Paying at the pump is going to become more difficult for students in the aftermath of Hurricane Katrina, which has taken out approximately 20 per cent of the United States' refining capacity.
The record high gas prices are encouraging students to park their SUVs and examine more affordable ways to make the campus commute.
"With fallout from events in the US the near term is not good," said Managing Director of the University of Calgary's Institute for Sustainable Energy, Environment and Economy Dr. Robert Mansell. "Longer term it very much depends on the price of crude. We don't expect crude oil prices to fall back to anything near $20 per barrel but neither do we see them exacerbate."
Mansell suggested the sustained high gas prices will encourage people to seek alternate methods of transit and take advantage of the U-PASS.
"I expect its going to be good for our transit systems because more people will give a second thought to driving their cars and will take buses or the C-Train instead," said Mansell.
For students who need a break from gas prices without the sardine-like atmosphere of the morning train, there are alternate options to get to campus in style while saving money and the environment.
Carpool and rideshare
Carpooling is a good option for people who still like the comfort of their vehicle, but want to cut down on driving costs. Two websites, carpool.ca and sharearide.ca, connect student and staff drivers and riders at Canadian universities.
"We already have 2,200 users in Calgary and surrounding area," said Anne Marie Thornton, Director of carpool.ca, noting 270 of those Calgary area users are staff and students from the U of C.
The site allows drivers and riders to post requests or browse for carpooling partners in their area and screen for preferences like gender and smoking. Thornton said site usage has gone up about 20 per cent in response to gasoline prices.
Another option for students who want to share a one-time ride on a specific day, often between cities, is sharearide.ca.
The site was launched by Marlene Thomson after her daughters moved from their home town of Muncton, New Brunswick to neighboring cities. Sharearide is free and connects people looking for rides, or for a passenger to help with gas money.
"Having three daughters at university, we were spending all of our weekends and a great deal of money transporting these girls around," said Thomson. "It was never designed as an income. We needed the help ourselves and that's why we got it up and running."
Thompson said students have used sharearide to cut moving costs and find other students in the area to share a U-Haul on moving day. The site is currently working on a section to connect carpoolers.
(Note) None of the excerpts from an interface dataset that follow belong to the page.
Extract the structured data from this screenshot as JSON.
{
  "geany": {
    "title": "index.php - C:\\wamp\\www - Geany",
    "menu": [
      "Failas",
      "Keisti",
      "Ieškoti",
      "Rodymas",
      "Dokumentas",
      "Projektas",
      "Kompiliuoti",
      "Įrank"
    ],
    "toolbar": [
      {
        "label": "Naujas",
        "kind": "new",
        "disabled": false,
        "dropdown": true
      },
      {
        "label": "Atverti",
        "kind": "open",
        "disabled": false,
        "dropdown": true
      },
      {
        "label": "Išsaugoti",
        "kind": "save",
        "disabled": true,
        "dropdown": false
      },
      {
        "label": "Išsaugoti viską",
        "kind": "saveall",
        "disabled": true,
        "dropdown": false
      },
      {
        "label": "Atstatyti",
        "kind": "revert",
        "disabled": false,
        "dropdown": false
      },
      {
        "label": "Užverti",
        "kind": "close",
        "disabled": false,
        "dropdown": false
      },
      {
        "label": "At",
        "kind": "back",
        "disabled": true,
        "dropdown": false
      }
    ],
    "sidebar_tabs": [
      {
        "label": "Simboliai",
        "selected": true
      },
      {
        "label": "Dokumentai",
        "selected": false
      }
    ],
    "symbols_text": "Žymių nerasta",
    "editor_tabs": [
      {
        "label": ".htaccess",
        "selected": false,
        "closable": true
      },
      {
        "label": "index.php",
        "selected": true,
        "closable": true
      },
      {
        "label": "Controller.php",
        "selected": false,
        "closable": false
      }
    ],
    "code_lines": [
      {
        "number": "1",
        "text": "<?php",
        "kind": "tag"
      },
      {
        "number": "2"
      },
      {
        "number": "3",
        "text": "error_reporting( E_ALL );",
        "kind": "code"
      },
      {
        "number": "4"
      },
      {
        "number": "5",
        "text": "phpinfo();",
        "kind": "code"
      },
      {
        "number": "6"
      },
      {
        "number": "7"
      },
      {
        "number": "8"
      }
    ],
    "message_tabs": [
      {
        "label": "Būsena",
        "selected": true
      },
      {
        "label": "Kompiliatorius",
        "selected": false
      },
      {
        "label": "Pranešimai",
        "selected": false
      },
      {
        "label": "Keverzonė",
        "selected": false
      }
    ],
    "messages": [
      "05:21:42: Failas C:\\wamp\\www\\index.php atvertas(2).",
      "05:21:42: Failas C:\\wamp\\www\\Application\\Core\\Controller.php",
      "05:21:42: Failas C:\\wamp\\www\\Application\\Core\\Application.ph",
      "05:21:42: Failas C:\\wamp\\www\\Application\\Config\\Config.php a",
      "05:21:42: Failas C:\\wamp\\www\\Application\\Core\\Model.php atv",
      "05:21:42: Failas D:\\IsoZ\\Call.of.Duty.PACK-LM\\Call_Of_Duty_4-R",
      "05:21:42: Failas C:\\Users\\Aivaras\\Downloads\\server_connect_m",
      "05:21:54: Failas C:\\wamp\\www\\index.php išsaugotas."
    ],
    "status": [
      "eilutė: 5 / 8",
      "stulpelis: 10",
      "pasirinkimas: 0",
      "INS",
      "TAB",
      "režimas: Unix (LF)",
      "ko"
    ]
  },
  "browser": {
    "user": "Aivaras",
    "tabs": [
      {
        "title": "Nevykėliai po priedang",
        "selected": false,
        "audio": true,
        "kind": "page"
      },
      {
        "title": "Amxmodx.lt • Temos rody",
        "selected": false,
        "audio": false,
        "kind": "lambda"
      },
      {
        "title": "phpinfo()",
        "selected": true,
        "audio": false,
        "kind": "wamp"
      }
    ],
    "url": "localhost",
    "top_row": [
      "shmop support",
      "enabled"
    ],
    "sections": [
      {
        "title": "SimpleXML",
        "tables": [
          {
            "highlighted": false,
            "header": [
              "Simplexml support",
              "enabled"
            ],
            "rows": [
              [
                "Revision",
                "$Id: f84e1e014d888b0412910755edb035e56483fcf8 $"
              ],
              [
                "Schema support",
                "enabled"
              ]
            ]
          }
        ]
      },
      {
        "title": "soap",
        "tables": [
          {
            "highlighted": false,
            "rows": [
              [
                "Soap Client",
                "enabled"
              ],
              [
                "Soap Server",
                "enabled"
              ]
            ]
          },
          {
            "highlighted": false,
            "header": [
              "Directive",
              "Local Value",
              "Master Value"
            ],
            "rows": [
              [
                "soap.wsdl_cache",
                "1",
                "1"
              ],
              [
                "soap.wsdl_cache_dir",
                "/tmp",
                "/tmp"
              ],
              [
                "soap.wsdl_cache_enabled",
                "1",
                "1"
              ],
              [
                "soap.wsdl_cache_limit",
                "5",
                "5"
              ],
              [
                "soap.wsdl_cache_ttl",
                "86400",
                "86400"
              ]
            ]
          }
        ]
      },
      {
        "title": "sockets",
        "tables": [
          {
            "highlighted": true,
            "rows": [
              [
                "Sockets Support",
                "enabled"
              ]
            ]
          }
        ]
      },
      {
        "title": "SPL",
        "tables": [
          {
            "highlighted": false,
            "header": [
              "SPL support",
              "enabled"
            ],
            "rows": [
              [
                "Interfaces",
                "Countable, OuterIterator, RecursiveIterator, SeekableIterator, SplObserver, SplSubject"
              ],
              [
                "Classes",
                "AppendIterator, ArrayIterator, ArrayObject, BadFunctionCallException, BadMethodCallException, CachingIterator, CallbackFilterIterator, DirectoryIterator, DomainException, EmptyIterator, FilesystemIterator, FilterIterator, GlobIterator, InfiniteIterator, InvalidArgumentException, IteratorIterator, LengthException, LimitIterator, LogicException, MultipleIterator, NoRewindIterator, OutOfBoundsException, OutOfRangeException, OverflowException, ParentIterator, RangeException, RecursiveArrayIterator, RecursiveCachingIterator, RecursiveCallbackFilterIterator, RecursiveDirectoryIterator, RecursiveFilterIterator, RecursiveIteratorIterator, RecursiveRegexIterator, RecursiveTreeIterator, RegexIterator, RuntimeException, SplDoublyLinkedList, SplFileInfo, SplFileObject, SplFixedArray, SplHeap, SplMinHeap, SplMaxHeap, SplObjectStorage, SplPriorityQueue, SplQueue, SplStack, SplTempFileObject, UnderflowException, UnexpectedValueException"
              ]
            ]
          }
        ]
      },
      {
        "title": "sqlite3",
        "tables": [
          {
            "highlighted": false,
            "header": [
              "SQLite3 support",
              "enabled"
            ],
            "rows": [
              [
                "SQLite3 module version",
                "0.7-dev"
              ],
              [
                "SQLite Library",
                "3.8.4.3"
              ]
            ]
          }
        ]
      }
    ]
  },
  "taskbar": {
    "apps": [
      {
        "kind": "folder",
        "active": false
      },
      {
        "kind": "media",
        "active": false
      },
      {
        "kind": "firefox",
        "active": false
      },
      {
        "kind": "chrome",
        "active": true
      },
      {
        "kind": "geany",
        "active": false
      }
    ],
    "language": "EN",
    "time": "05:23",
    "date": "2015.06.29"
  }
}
Riding a bike to campus is a zero fuel dollars option with added health and environmental benefits. The only costs for the cycling commuter are a bike, a lock, a helmet and days of perpetual helmet hair.
According to Ron Uhlenberg, owner of Ridley's Cycle, a brand new bike at his shop starts around $400 for a basic mountain bike or a stylish cruiser, which are suitable for shorter distance commutes.
"For a longer distance commute a hybrid would be around the $700 range," explained Uhlenberg.
A hybrid blends aspects of mountain and road bikes to create a cycle that is fast, light and comfortable. Hybrids are ideal for commuters and suitable for road, pathway and light off-road use.
For students who can't afford a brand new bike, used bikes are a cheaper option, but Uhlenberg cautioned buyers to be weary of a bike in poor condition, which can result in expensive repairs.
"For the used bike market look in the Bargain Finder," suggested Uhlenberg. "Just do an overall inspection of the bike. Make sure the chain is in good shape and check how stretched the chain or drive train is."
The benefits of a cycling commute go beyond just saving gas dollars, according to Uhlenberg.
"In a busy life, this is a place where people can save some money, do something for the environment and get the health benefit," he said.
In addition to looking good, scooters can be ridden until the snow falls, require no special licensing and use minimal fuel, which makes them an increasingly popular transportation option.
"We've seen an increase in interest and sales are steady throughout the summer because of gas prices --that's the first thing that comes to everyone's mind," said Gina Bussoli, Sales Associate at Vespa Calgary Inglewood.
The scooters sold at Vespa range in price from $3,000 to $9,000. Though the price tag is substantially higher than a bike, filling the tank with gas and paying insurance fits within the student budget.
"A nine liter tank will cost probably $6 to fill and you'll get 250 km with that," explained Bussoli. "To insure is between $100 and $400 per year depending on your coverage."
According to Bussoli most customers purchase 50cc engine models which have a maximum speed of about 70 km per hour and can be legally driven on any road with a posted limit less than 80 km per hour. The 50cc models require only a learners license to drive.
Another added scooter bonus is free parking.
"You can get away with parking on the bike racks most of the time and I know at the U of C there's free parking for scooters," said Bussoli.